Aim of the exercise:
Looking at the entries below, state how many lines contain the word "this". Give the number alone.

Exercise input:
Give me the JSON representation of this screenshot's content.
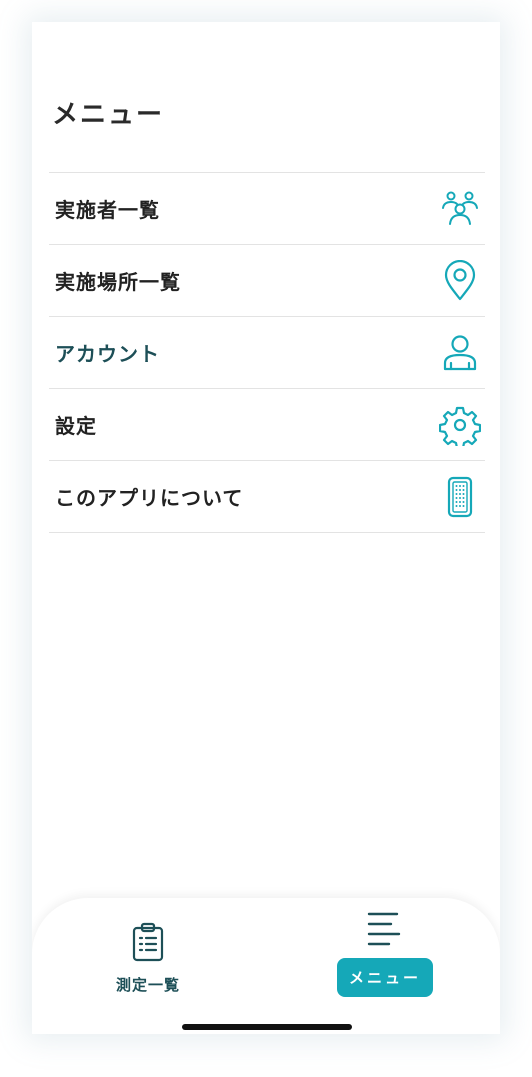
{
  "page": {
    "title": "メニュー"
  },
  "menu": {
    "items": [
      {
        "label": "実施者一覧",
        "icon": "people-icon"
      },
      {
        "label": "実施場所一覧",
        "icon": "location-pin-icon"
      },
      {
        "label": "アカウント",
        "icon": "account-icon"
      },
      {
        "label": "設定",
        "icon": "gear-icon"
      },
      {
        "label": "このアプリについて",
        "icon": "smartphone-icon"
      }
    ]
  },
  "tabbar": {
    "tabs": [
      {
        "label": "測定一覧",
        "icon": "clipboard-icon",
        "active": false
      },
      {
        "label": "メニュー",
        "icon": "menu-lines-icon",
        "active": true
      }
    ]
  },
  "colors": {
    "accent": "#15a8b8",
    "dark_teal": "#1d4f57",
    "text": "#222222",
    "divider": "#e3e3e3"
  }
}
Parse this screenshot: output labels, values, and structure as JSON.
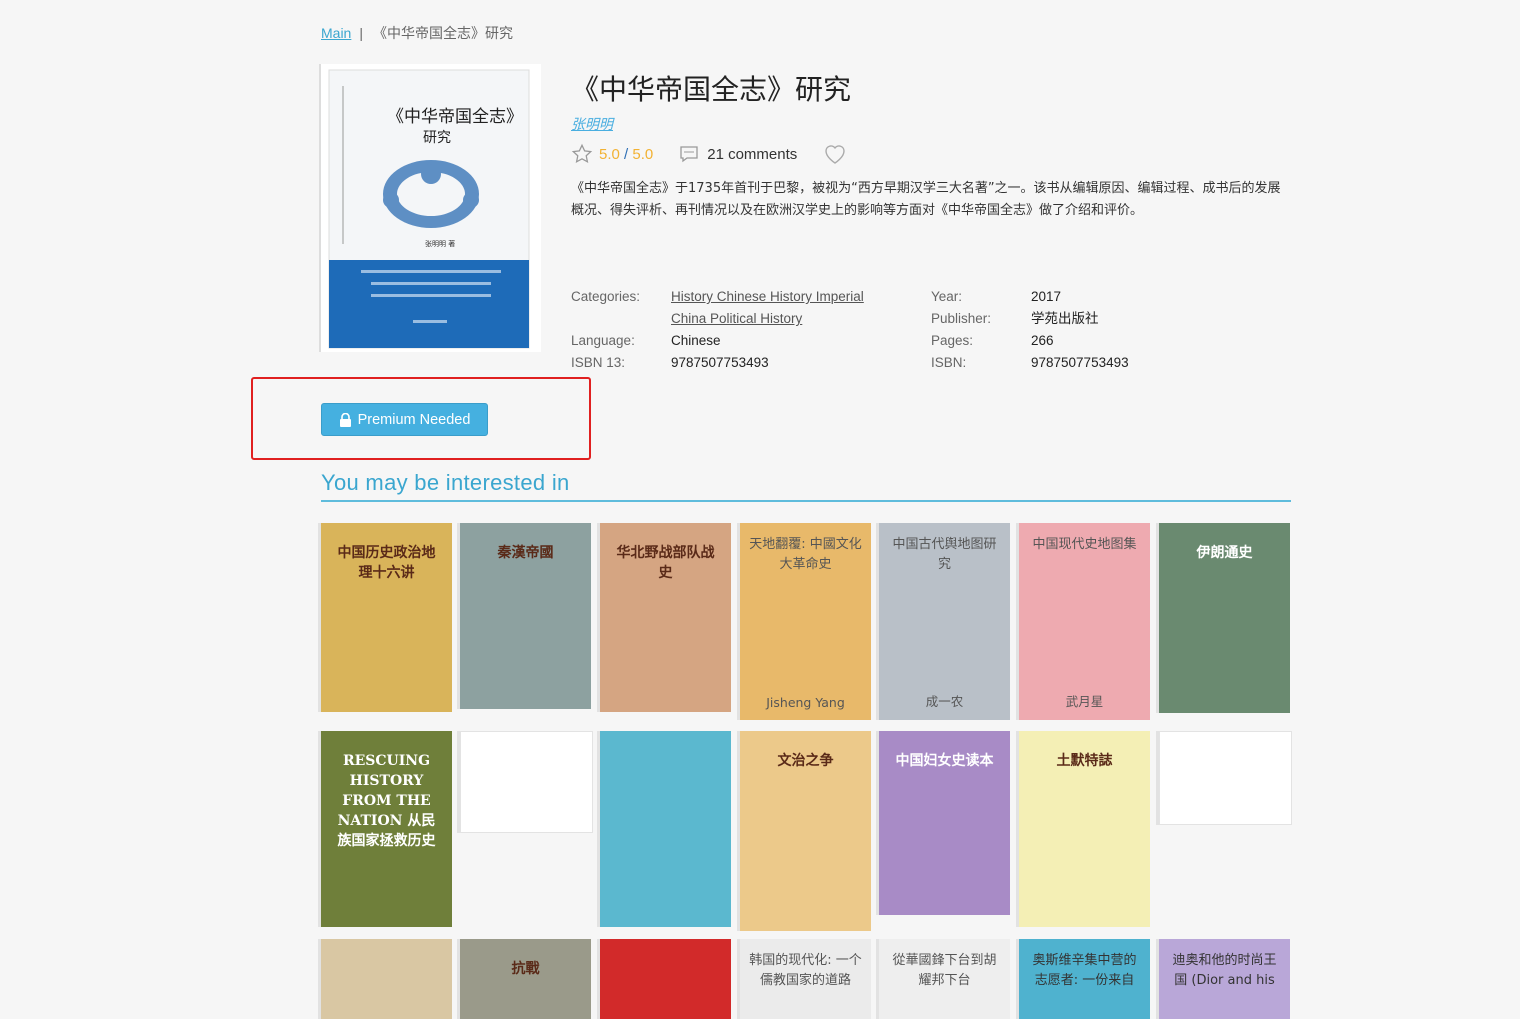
{
  "breadcrumb": {
    "home": "Main",
    "current": "《中华帝国全志》研究"
  },
  "book": {
    "title": "《中华帝国全志》研究",
    "author": "张明明",
    "rating": "5.0",
    "rating_max": "5.0",
    "comments": "21 comments",
    "description": "《中华帝国全志》于1735年首刊于巴黎，被视为“西方早期汉学三大名著”之一。该书从编辑原因、编辑过程、成书后的发展概况、得失评析、再刊情况以及在欧洲汉学史上的影响等方面对《中华帝国全志》做了介绍和评价。",
    "cover": {
      "title_line1": "《中华帝国全志》",
      "title_line2": "研究",
      "author": "张明明 著"
    }
  },
  "details": {
    "categories_label": "Categories:",
    "categories": [
      "History Chinese History Imperial",
      "China Political History"
    ],
    "language_label": "Language:",
    "language": "Chinese",
    "isbn13_label": "ISBN 13:",
    "isbn13": "9787507753493",
    "year_label": "Year:",
    "year": "2017",
    "publisher_label": "Publisher:",
    "publisher": "学苑出版社",
    "pages_label": "Pages:",
    "pages": "266",
    "isbn_label": "ISBN:",
    "isbn": "9787507753493"
  },
  "premium_button": "Premium Needed",
  "interest_heading": "You may be interested in",
  "recommendations": [
    {
      "title": "",
      "author": "",
      "cover_text": "中国历史政治地理十六讲",
      "color": "#d9b45a"
    },
    {
      "title": "",
      "author": "",
      "cover_text": "秦漢帝國",
      "color": "#8da1a0"
    },
    {
      "title": "",
      "author": "",
      "cover_text": "华北野战部队战史",
      "color": "#d5a582"
    },
    {
      "title": "天地翻覆: 中國文化大革命史",
      "author": "Jisheng Yang",
      "cover_text": "",
      "color": "#e8b96a"
    },
    {
      "title": "中国古代舆地图研究",
      "author": "成一农",
      "cover_text": "",
      "color": "#b9c0c8"
    },
    {
      "title": "中国现代史地图集",
      "author": "武月星",
      "cover_text": "",
      "color": "#eeaab0"
    },
    {
      "title": "",
      "author": "",
      "cover_text": "伊朗通史",
      "color": "#6a8a70"
    },
    {
      "title": "",
      "author": "",
      "cover_text": "RESCUING HISTORY FROM THE NATION 从民族国家拯救历史",
      "color": "#6f7f3a"
    },
    {
      "title": "",
      "author": "",
      "cover_text": "",
      "color": "#ffffff"
    },
    {
      "title": "",
      "author": "",
      "cover_text": "",
      "color": "#5bb8cf"
    },
    {
      "title": "",
      "author": "",
      "cover_text": "文治之争",
      "color": "#ecc98a"
    },
    {
      "title": "",
      "author": "",
      "cover_text": "中国妇女史读本",
      "color": "#a88bc6"
    },
    {
      "title": "",
      "author": "",
      "cover_text": "土默特誌",
      "color": "#f4efb5"
    },
    {
      "title": "",
      "author": "",
      "cover_text": "",
      "color": "#ffffff"
    },
    {
      "title": "",
      "author": "",
      "cover_text": "",
      "color": "#d9c7a3"
    },
    {
      "title": "",
      "author": "",
      "cover_text": "抗戰",
      "color": "#9a9a8a"
    },
    {
      "title": "",
      "author": "",
      "cover_text": "",
      "color": "#d22a2a"
    },
    {
      "title": "韩国的现代化: 一个儒教国家的道路",
      "author": "",
      "cover_text": "",
      "color": "#ebebeb"
    },
    {
      "title": "從華國鋒下台到胡耀邦下台",
      "author": "",
      "cover_text": "",
      "color": "#eeeeee"
    },
    {
      "title": "奥斯维辛集中营的志愿者: 一份来自",
      "author": "",
      "cover_text": "",
      "color": "#4fb2cf"
    },
    {
      "title": "迪奥和他的时尚王国 (Dior and his",
      "author": "",
      "cover_text": "",
      "color": "#b9a7d8"
    }
  ]
}
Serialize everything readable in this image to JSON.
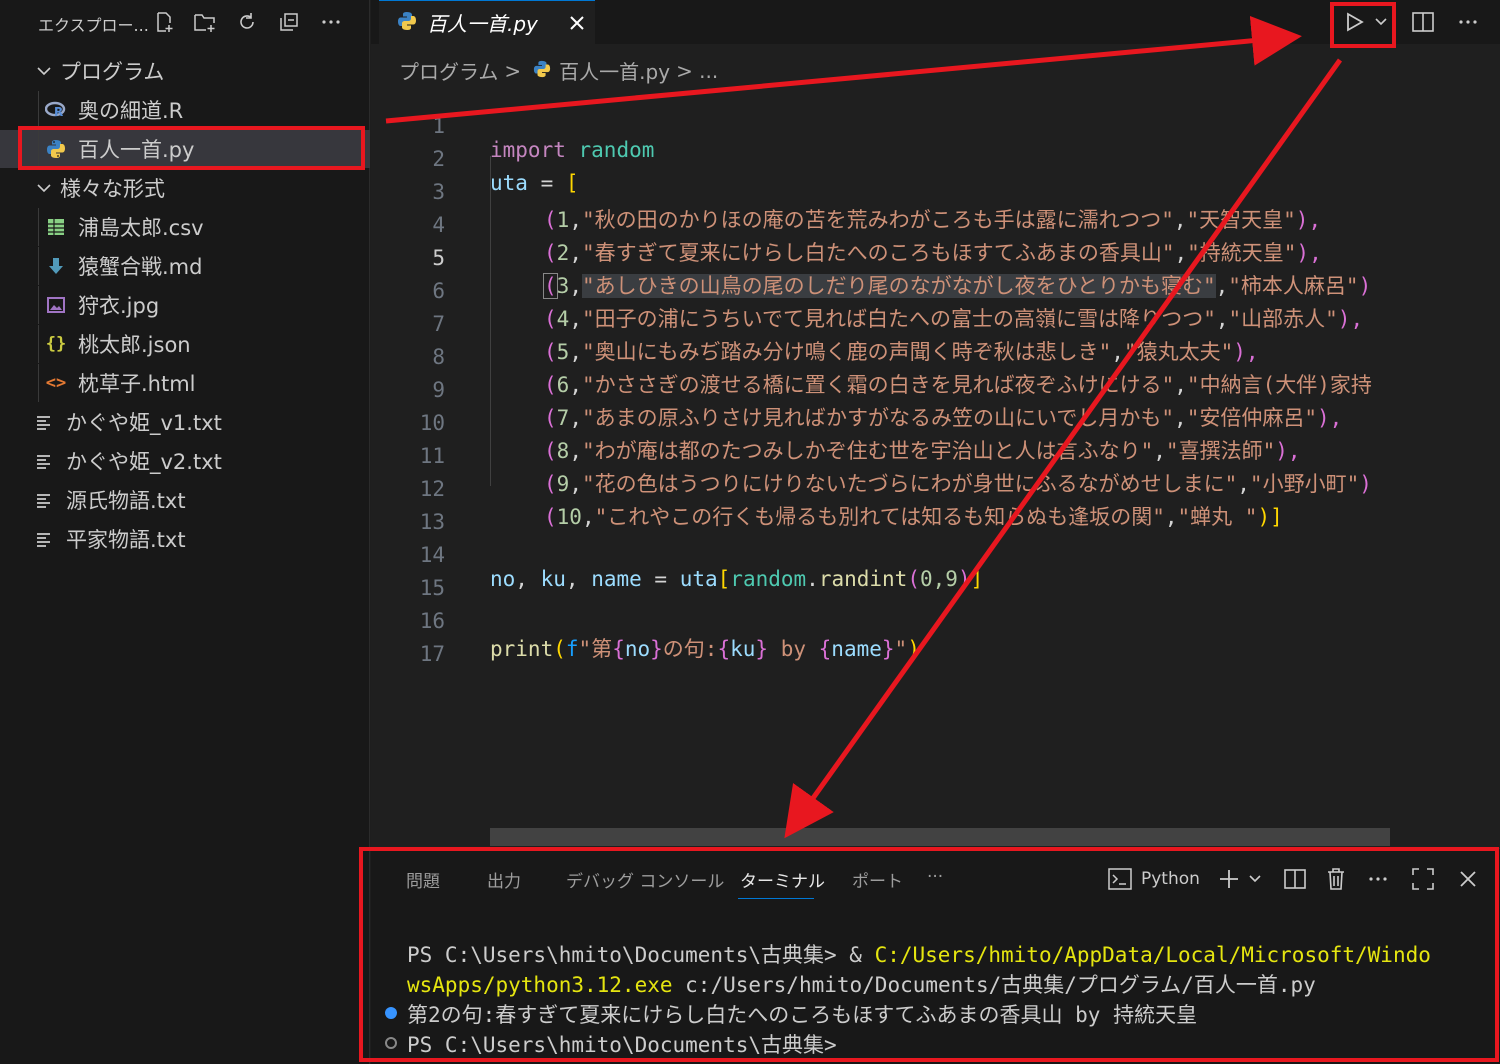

Written answer:
3